A time for Remembrance: Three Winters captures the defiance of the human spirit
Louise Chapman, Cultch Development Associate
This November The Cultch is presenting the Ceasefire Series: an exploration of war to commemorate the 100th anniversary of the armistice of WWI. The series features three unique shows that explore the causes, effects, and traumas of war from different lenses; one taking place during WWI (SmallWaR), one taking place during WWII (Three Winters), and one taking place in contemporary times (The Believers Are But Brothers). We hope you will come and enjoy all three!
Our Development Associate, Louise Chapman, had the opportunity to hear the early read through of Three Winters. She responded by writing this post.

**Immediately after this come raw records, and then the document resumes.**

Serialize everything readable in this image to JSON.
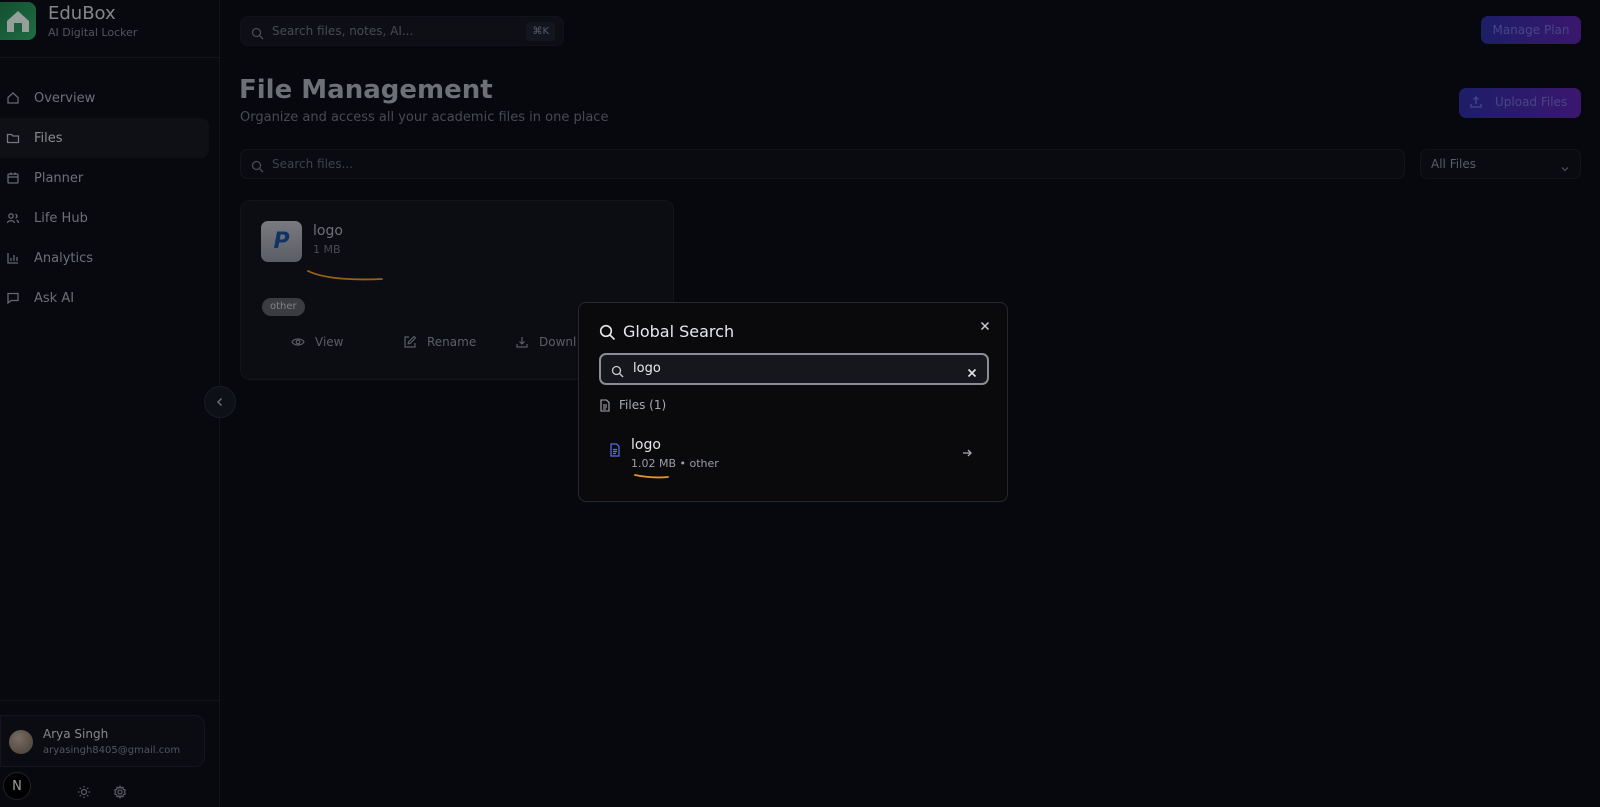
{
  "brand": {
    "name": "EduBox",
    "subtitle": "AI Digital Locker"
  },
  "sidebar": {
    "items": [
      {
        "label": "Overview",
        "icon": "home-icon"
      },
      {
        "label": "Files",
        "icon": "folder-icon",
        "active": true
      },
      {
        "label": "Planner",
        "icon": "calendar-icon"
      },
      {
        "label": "Life Hub",
        "icon": "users-icon"
      },
      {
        "label": "Analytics",
        "icon": "bar-chart-icon"
      },
      {
        "label": "Ask AI",
        "icon": "chat-icon"
      }
    ],
    "user": {
      "name": "Arya Singh",
      "email": "aryasingh8405@gmail.com"
    },
    "badge": "N"
  },
  "header": {
    "search_placeholder": "Search files, notes, AI...",
    "shortcut": "⌘K",
    "manage_plan": "Manage Plan"
  },
  "page": {
    "title": "File Management",
    "subtitle": "Organize and access all your academic files in one place",
    "upload_label": "Upload Files",
    "search_placeholder": "Search files...",
    "filter_value": "All Files"
  },
  "file_card": {
    "thumb_letter": "P",
    "name": "logo",
    "size": "1 MB",
    "tag": "other",
    "actions": {
      "view": "View",
      "rename": "Rename",
      "download": "Downl"
    }
  },
  "modal": {
    "title": "Global Search",
    "query": "logo",
    "group_label": "Files (1)",
    "result": {
      "name": "logo",
      "meta": "1.02 MB • other"
    }
  },
  "colors": {
    "accent_start": "#2d2ea0",
    "accent_end": "#5a24aa",
    "scribble": "#e8962a"
  }
}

After seeing any of the shows in this series, if you would like to share your reflections, memories, or stories, please email us at email@example.com
Playwright, Amiel Gladstone revisits the site of his Grandfather’s internment
Part of the Ceasefire Series, Three Winters is a based on the true-life experiences of Playwright and Director Amiel Gladstone’s Grandfather in Stalag Luft III, a World War Two Prisoner of War (POW) Camp. Stalag Luft has become one of the most infamous POW camps of the war, mostly due to the escapes engineered by the Canadian, US and British soldiers held there.
Three Winters is set against the backdrop of the famous escape, but the real focus is the plays that the soldiers perform in the camp. Men in Stalag Luft were sent plays by the Red Cross which they staged in the camp, providing a creative space to escape to during the long months of incarceration.
The 1963 film with Steve McQueen immortalized the escape efforts of the prisoners in Stalag Luft III
I’m from the UK and growing up, every Christmas I would sit down with my Grandpa and watch the The Great Escape, an iconic 1960s movie based on the Stalag Luft story. We’d laugh at the jokes, whoop at Steve Mcqueen’s motorbike stunts, and hum the theme song for days afterwards.
My Grandpa was in his early twenties when World War Two started. He lost his best friend, watched his city turn to rubble in the Blitz, and experienced the brutality of the army. Like many people who have experienced war, he suffered from Post-Traumatic Stress Disorder and had nightmares into his nineties. Yet he found humour in the darkest of memories and would wistfully recall dances, dates with barmaids in towns he was stationed in, and one boozy night when he slept through a bomb blowing the roof off the house was staying in.
I’ve found this same humour in other people of my Grandpa’s generation. My friend Helma, now in her nineties, lost both her brother’s in the conflict. She still cries with laughter when telling stories of how, in occupied Holland, she would win local potato peeling competitions. Even friends who lived through the more recent Gulf War in Kuwait will share hilarious anecdotes of people escaping whilst hidden in boxes of underwear drenched in pungent fish sauce.
The characters in Three Winters, performed by an all-female cast, have the golden glow of youth that tinged my own Grandpa’s memories. They banter, they joke, they dream of the future and their sweethearts back home. In a world where millions are suffering and dying and their own fates are so uncertain, they explore morality and humanity in the form of theatre. Three Winters captures this defiance – to laugh and dream and live in the face of hopelessness.
The cast of Three Winters. Photo by Emily Cooper
Amiel Gladstone’s grandfather and other soldiers
Three Winters runs Nov 7-17 at the Historic Theatre. Book tickets online or by phone by calling The Cultch Box Office at 604.251.1363. See all three Ceasefire Series shows for as low as $65 with The Cultch’s Choose 3 Subscription package.